Common Cause Urges Quick Approval of DISCLOSE ACT

Common Cause Urges Quick Approval of DISCLOSE ACT
  • Dale Eisman

The proposed DISCLOSE Act now before senators is a call for “civic courage” and “simple decency” in political campaigning, Common Cause said today.

In testimony submitted to the Senate Rules Committee, Common Cause President Bob Edgar said DISCLOSE stands for the proposition that “those who seek to influence our votes – individuals, corporations, associations of all stripes – (should) let us know who they are. It recognizes that as voters evaluate political speech, we have a legitimate need and indeed a right to know who is paying for that speech.”

Edgar noted that DISCLOSE has been revised substantially since senators last considered it in 2010. The current bill “focuses solely on disclosure provisions and does not contain any special exceptions for any group. There is no good reason for further delay.”
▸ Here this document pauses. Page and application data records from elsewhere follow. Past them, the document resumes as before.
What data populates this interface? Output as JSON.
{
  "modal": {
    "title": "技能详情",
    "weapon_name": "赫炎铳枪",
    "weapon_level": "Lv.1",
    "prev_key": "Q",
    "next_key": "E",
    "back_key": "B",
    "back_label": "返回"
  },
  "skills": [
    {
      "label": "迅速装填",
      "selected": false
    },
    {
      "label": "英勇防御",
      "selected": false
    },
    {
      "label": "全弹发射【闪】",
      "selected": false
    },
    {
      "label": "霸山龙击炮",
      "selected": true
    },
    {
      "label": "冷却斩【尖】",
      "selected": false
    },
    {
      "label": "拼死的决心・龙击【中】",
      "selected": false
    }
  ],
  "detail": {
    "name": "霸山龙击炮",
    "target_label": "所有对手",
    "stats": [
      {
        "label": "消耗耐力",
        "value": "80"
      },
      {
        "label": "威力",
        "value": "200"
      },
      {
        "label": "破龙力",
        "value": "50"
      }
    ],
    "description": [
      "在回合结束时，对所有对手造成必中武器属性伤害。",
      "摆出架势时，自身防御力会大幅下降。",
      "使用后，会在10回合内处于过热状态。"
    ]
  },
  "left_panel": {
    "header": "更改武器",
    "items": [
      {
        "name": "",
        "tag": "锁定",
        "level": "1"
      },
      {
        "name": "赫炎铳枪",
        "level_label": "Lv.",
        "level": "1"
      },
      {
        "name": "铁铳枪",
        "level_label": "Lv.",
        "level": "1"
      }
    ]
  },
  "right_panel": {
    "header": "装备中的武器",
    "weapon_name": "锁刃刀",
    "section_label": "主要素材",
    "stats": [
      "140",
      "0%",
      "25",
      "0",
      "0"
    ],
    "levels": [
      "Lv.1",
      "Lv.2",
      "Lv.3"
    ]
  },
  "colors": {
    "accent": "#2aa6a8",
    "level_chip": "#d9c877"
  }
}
Introduced by Sen. Sheldon Whitehouse, (D-RI) DISCLOSE would strengthen reporting requirements for corporations, unions, non-profit groups and Super PACs that spend money to influence elections. It also includes “stand-by-your-ad” provisions requiring that ads financed by corporations, unions and other groups include a disclaimer naming the major funders.
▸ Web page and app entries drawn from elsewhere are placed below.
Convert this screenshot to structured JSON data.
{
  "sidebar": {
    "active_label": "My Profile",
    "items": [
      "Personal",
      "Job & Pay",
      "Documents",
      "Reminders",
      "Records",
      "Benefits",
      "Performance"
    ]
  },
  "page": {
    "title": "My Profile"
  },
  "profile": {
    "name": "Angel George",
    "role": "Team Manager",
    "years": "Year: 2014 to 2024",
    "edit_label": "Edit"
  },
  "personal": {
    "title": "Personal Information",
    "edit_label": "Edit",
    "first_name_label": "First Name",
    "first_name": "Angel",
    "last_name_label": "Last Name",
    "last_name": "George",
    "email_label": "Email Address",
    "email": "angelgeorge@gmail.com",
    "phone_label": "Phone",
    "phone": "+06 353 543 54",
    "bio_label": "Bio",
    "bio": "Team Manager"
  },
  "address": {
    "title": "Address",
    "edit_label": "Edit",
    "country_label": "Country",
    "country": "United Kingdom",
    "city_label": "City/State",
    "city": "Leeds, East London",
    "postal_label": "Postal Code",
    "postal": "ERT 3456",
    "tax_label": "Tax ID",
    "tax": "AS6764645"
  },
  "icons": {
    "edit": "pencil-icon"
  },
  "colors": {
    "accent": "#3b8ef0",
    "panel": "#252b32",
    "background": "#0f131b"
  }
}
DISCLOSE passed the House in 2010 and had the support of a clear majority of senators. Its backers fell one vote shy of the 60 needed to break a Republican-led filibuster however.